[YOUR TASK]:
Whichever lines include the word "Изготовление", copy them as they appear in the data.
::: SOURCE MATERIAL :::
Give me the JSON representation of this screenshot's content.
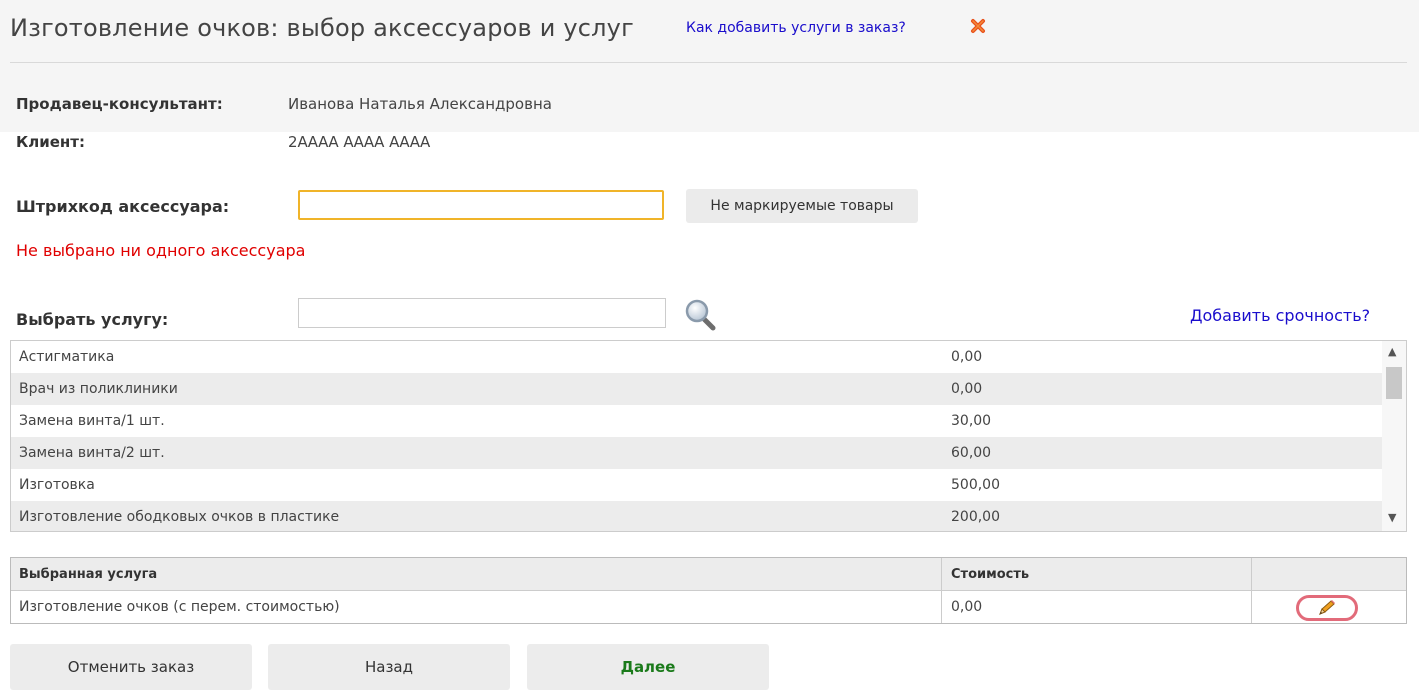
{
  "header": {
    "title": "Изготовление очков: выбор аксессуаров и услуг",
    "help_link": "Как добавить услуги в заказ?",
    "close_icon": "close-x-icon"
  },
  "info": {
    "seller_label": "Продавец-консультант:",
    "seller_value": "Иванова Наталья Александровна",
    "client_label": "Клиент:",
    "client_value": "2АААА АААА АААА"
  },
  "accessory": {
    "barcode_label": "Штрихкод аксессуара:",
    "barcode_value": "",
    "unmarked_button": "Не маркируемые товары",
    "error": "Не выбрано ни одного аксессуара"
  },
  "service": {
    "label": "Выбрать услугу:",
    "search_value": "",
    "search_icon": "magnifier-icon",
    "urgency_link": "Добавить срочность?",
    "list": [
      {
        "name": "Астигматика",
        "price": "0,00"
      },
      {
        "name": "Врач из поликлиники",
        "price": "0,00"
      },
      {
        "name": "Замена винта/1 шт.",
        "price": "30,00"
      },
      {
        "name": "Замена винта/2 шт.",
        "price": "60,00"
      },
      {
        "name": "Изготовка",
        "price": "500,00"
      },
      {
        "name": "Изготовление ободковых очков в пластике",
        "price": "200,00"
      }
    ]
  },
  "selected": {
    "col_service": "Выбранная услуга",
    "col_cost": "Стоимость",
    "rows": [
      {
        "name": "Изготовление очков (с перем. стоимостью)",
        "cost": "0,00",
        "action_icon": "pencil-icon"
      }
    ]
  },
  "buttons": {
    "cancel": "Отменить заказ",
    "back": "Назад",
    "next": "Далее"
  }
}
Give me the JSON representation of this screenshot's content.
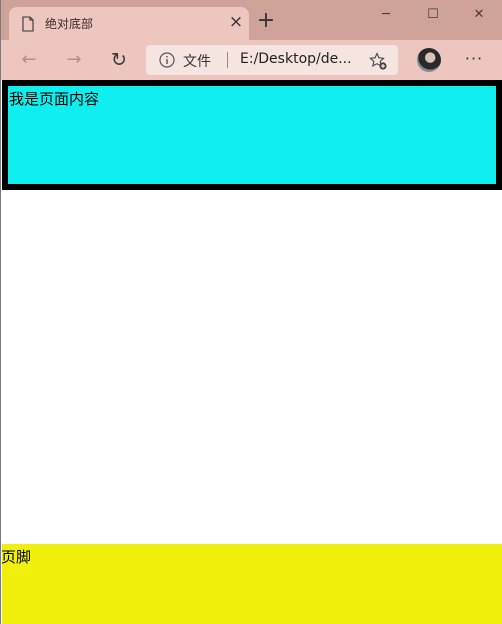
{
  "tab": {
    "title": "绝对底部",
    "close_glyph": "×"
  },
  "new_tab_glyph": "+",
  "window_controls": {
    "minimize": "─",
    "maximize": "☐",
    "close": "✕"
  },
  "toolbar": {
    "back_glyph": "←",
    "forward_glyph": "→",
    "reload_glyph": "↻",
    "menu_glyph": "···"
  },
  "address": {
    "scheme_label": "文件",
    "url": "E:/Desktop/de..."
  },
  "page": {
    "content_text": "我是页面内容",
    "footer_text": "页脚",
    "content_bg": "#10eff0",
    "footer_bg": "#f1ef0c"
  }
}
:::
[EXERCISE SOLUTION]:
    "title": "Изготовление очков: выбор аксессуаров и услуг",
        "name": "Изготовление ободковых очков в пластике",
        "name": "Изготовление очков (с перем. стоимостью)",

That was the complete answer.